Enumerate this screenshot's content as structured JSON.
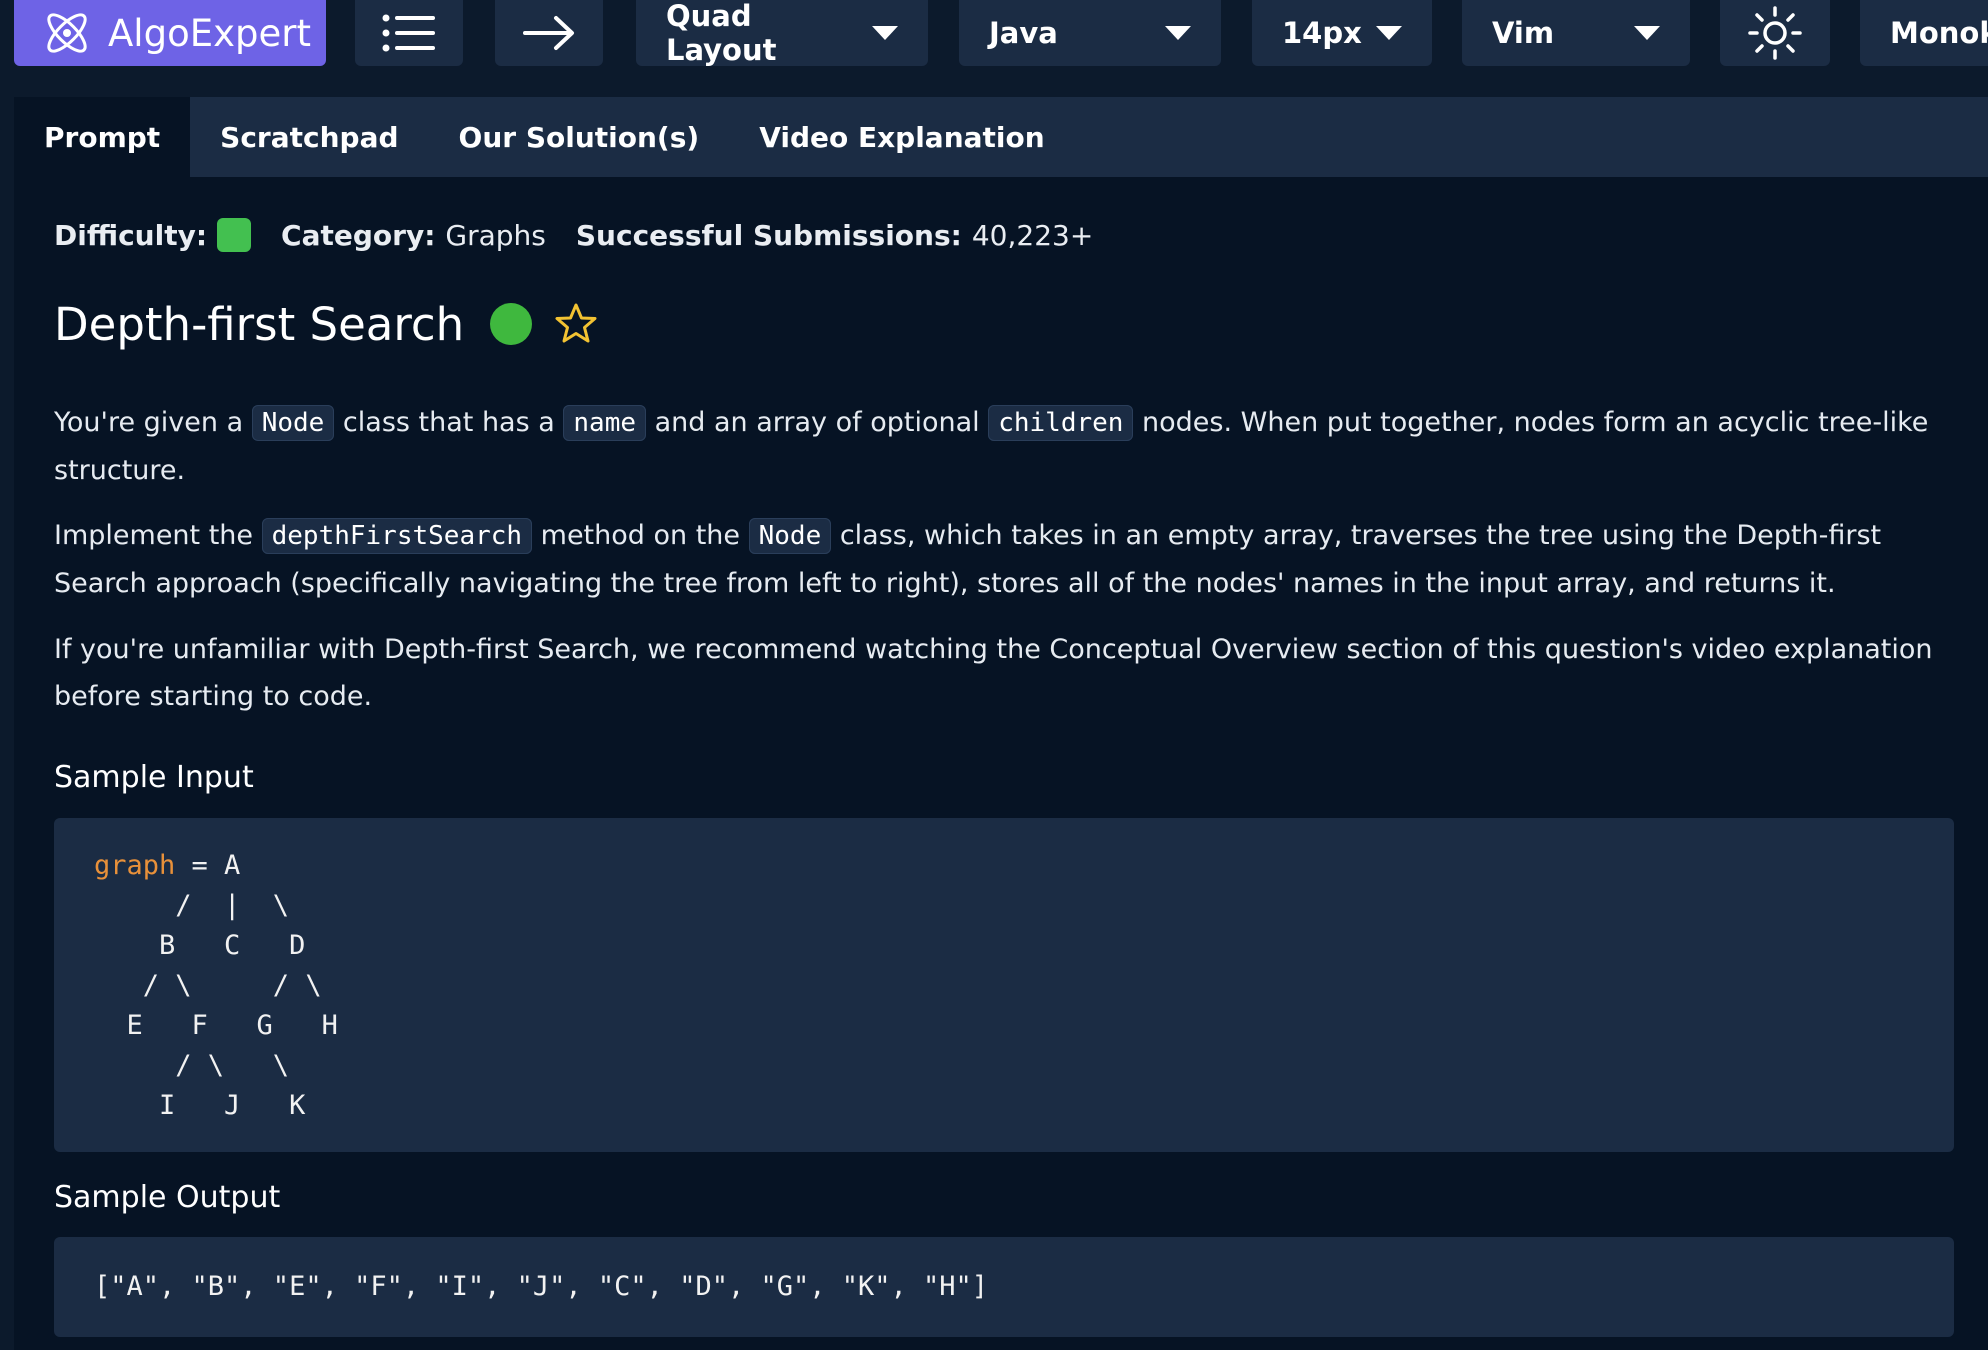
{
  "toolbar": {
    "brand": "AlgoExpert",
    "layout_label": "Quad Layout",
    "language_label": "Java",
    "font_size_label": "14px",
    "keymap_label": "Vim",
    "theme_label": "Monok",
    "icons": [
      "menu-icon",
      "arrow-right-icon",
      "sun-icon"
    ]
  },
  "tabs": [
    {
      "label": "Prompt",
      "active": true
    },
    {
      "label": "Scratchpad",
      "active": false
    },
    {
      "label": "Our Solution(s)",
      "active": false
    },
    {
      "label": "Video Explanation",
      "active": false
    }
  ],
  "meta": {
    "difficulty_label": "Difficulty:",
    "category_label": "Category:",
    "category_value": "Graphs",
    "submissions_label": "Successful Submissions:",
    "submissions_value": "40,223+"
  },
  "question": {
    "title": "Depth-first Search"
  },
  "prompt": {
    "p1": [
      "You're given a ",
      "Node",
      " class that has a ",
      "name",
      " and an array of optional ",
      "children",
      " nodes. When put together, nodes form an acyclic tree-like structure."
    ],
    "p2": [
      "Implement the ",
      "depthFirstSearch",
      " method on the ",
      "Node",
      " class, which takes in an empty array, traverses the tree using the Depth-first Search approach (specifically navigating the tree from left to right), stores all of the nodes' names in the input array, and returns it."
    ],
    "p3": "If you're unfamiliar with Depth-first Search, we recommend watching the Conceptual Overview section of this question's video explanation before starting to code."
  },
  "sample_input": {
    "heading": "Sample Input",
    "keyword": "graph",
    "first_line_rest": " = A",
    "lines": [
      "     /  |  \\",
      "    B   C   D",
      "   / \\     / \\",
      "  E   F   G   H",
      "     / \\   \\",
      "    I   J   K"
    ]
  },
  "sample_output": {
    "heading": "Sample Output",
    "value": "[\"A\", \"B\", \"E\", \"F\", \"I\", \"J\", \"C\", \"D\", \"G\", \"K\", \"H\"]"
  },
  "colors": {
    "brand": "#6e63e6",
    "background": "#061324",
    "bar": "#1b2c44",
    "difficulty_easy": "#43c050",
    "keyword": "#e9913a",
    "star": "#f2c232"
  }
}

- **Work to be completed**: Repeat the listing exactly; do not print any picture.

- **Written reply**:
Enumerate this screenshot's content as structured JSON.
{
  "toolbar": {
    "brand": "AlgoExpert",
    "layout_label": "Quad Layout",
    "language_label": "Java",
    "font_size_label": "14px",
    "keymap_label": "Vim",
    "theme_label": "Monok",
    "icons": [
      "menu-icon",
      "arrow-right-icon",
      "sun-icon"
    ]
  },
  "tabs": [
    {
      "label": "Prompt",
      "active": true
    },
    {
      "label": "Scratchpad",
      "active": false
    },
    {
      "label": "Our Solution(s)",
      "active": false
    },
    {
      "label": "Video Explanation",
      "active": false
    }
  ],
  "meta": {
    "difficulty_label": "Difficulty:",
    "category_label": "Category:",
    "category_value": "Graphs",
    "submissions_label": "Successful Submissions:",
    "submissions_value": "40,223+"
  },
  "question": {
    "title": "Depth-first Search"
  },
  "prompt": {
    "p1": [
      "You're given a ",
      "Node",
      " class that has a ",
      "name",
      " and an array of optional ",
      "children",
      " nodes. When put together, nodes form an acyclic tree-like structure."
    ],
    "p2": [
      "Implement the ",
      "depthFirstSearch",
      " method on the ",
      "Node",
      " class, which takes in an empty array, traverses the tree using the Depth-first Search approach (specifically navigating the tree from left to right), stores all of the nodes' names in the input array, and returns it."
    ],
    "p3": "If you're unfamiliar with Depth-first Search, we recommend watching the Conceptual Overview section of this question's video explanation before starting to code."
  },
  "sample_input": {
    "heading": "Sample Input",
    "keyword": "graph",
    "first_line_rest": " = A",
    "lines": [
      "     /  |  \\",
      "    B   C   D",
      "   / \\     / \\",
      "  E   F   G   H",
      "     / \\   \\",
      "    I   J   K"
    ]
  },
  "sample_output": {
    "heading": "Sample Output",
    "value": "[\"A\", \"B\", \"E\", \"F\", \"I\", \"J\", \"C\", \"D\", \"G\", \"K\", \"H\"]"
  },
  "colors": {
    "brand": "#6e63e6",
    "background": "#061324",
    "bar": "#1b2c44",
    "difficulty_easy": "#43c050",
    "keyword": "#e9913a",
    "star": "#f2c232"
  }
}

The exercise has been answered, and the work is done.